Although, to be fair, since the new Members' Statute came into effect last year, MEPs do not receive this assistants allowance directly anymore, with assistants being paid directly from the European Parliament's budget. However, this should not detract from the patently ridiculous amount of expenses and allowances available to MEPs.
The editor of the European Voice, Tim King, yesterday summed up why taxpayers and voters have the right to feel very unhappy about this whole affair:
For 40 years, a near-secret agreement has governed how the three main institutions of the European Union divide up administrative spending. That agreement should be brought into the harsh light of day. It should then be ripped up and replaced.He notes that while the principle behind the agreement is itself not stupid, "what is stupid is the corollary that went with that principle: an agreement that the Parliament would be guaranteed a 20% share of the administrative budget."
He goes on,
Forty years on, it is obvious to many outside observers that the Parliament has more money than it knows what to do with. The Parliament may have set up a temporary committee on the economic crisis, but it is otherwise unscathed by Europe's economic difficulties. Although the Parliament is very fond of climbing into its pulpit to criticise the misuse of EU money when that money is managed by national administrations or the European Commission, it is much less outspoken about the misuse of money under its own palatial (albeit occasionally collapsing) roofs.He points to the internal 2008 report (that MEPs voted to keep secret) which revealed widespread abuse of allowances in the EP, MEPs' immoral second pensions scheme and other questionable perks and practices.

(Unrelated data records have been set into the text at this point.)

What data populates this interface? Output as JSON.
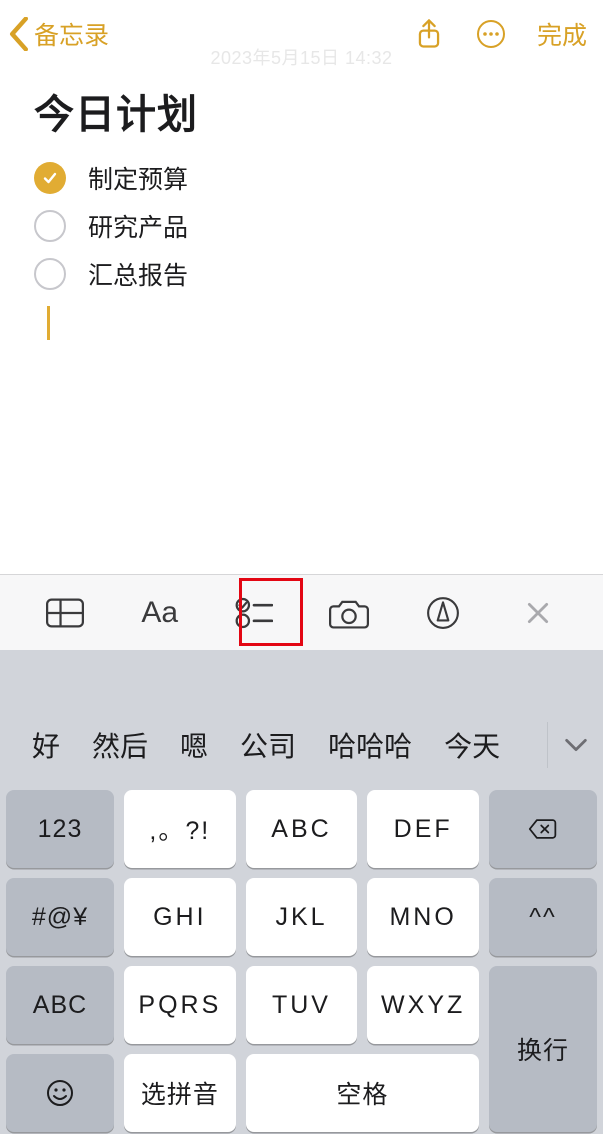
{
  "nav": {
    "back_label": "备忘录",
    "done_label": "完成",
    "timestamp": "2023年5月15日 14:32"
  },
  "note": {
    "title": "今日计划",
    "items": [
      {
        "text": "制定预算",
        "checked": true
      },
      {
        "text": "研究产品",
        "checked": false
      },
      {
        "text": "汇总报告",
        "checked": false
      }
    ]
  },
  "fmt_bar": {
    "aa_label": "Aa"
  },
  "candidates": [
    "好",
    "然后",
    "嗯",
    "公司",
    "哈哈哈",
    "今天"
  ],
  "keyboard": {
    "row1": {
      "fn": "123",
      "k1": ",。?!",
      "k2": "ABC",
      "k3": "DEF"
    },
    "row2": {
      "fn": "#@¥",
      "k1": "GHI",
      "k2": "JKL",
      "k3": "MNO",
      "face": "^^"
    },
    "row3": {
      "fn": "ABC",
      "k1": "PQRS",
      "k2": "TUV",
      "k3": "WXYZ"
    },
    "row4": {
      "emoji": "☺",
      "ime": "选拼音",
      "space": "空格",
      "enter": "换行"
    }
  }
}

Now the Parliament's leadership is drawing up its 2010 budget and is struggling to stay within a 20% share of the total spending on administration. Laughably, the MEPs are describing their 20% slice of the pie as 'the long-standing self-imposed limit', not noticing that the description is inherently contradictory: if the 20% was not ridiculously generous, it would not have been 'self-imposed' for so long. The truth is that it is not a meaningful constraint, so MEPs and their officials have been more than happy to live with it...It is scarcely credible that an agreement that dates back to when there were only six member states should remain in place, unquestioned, unexamined.Exactly.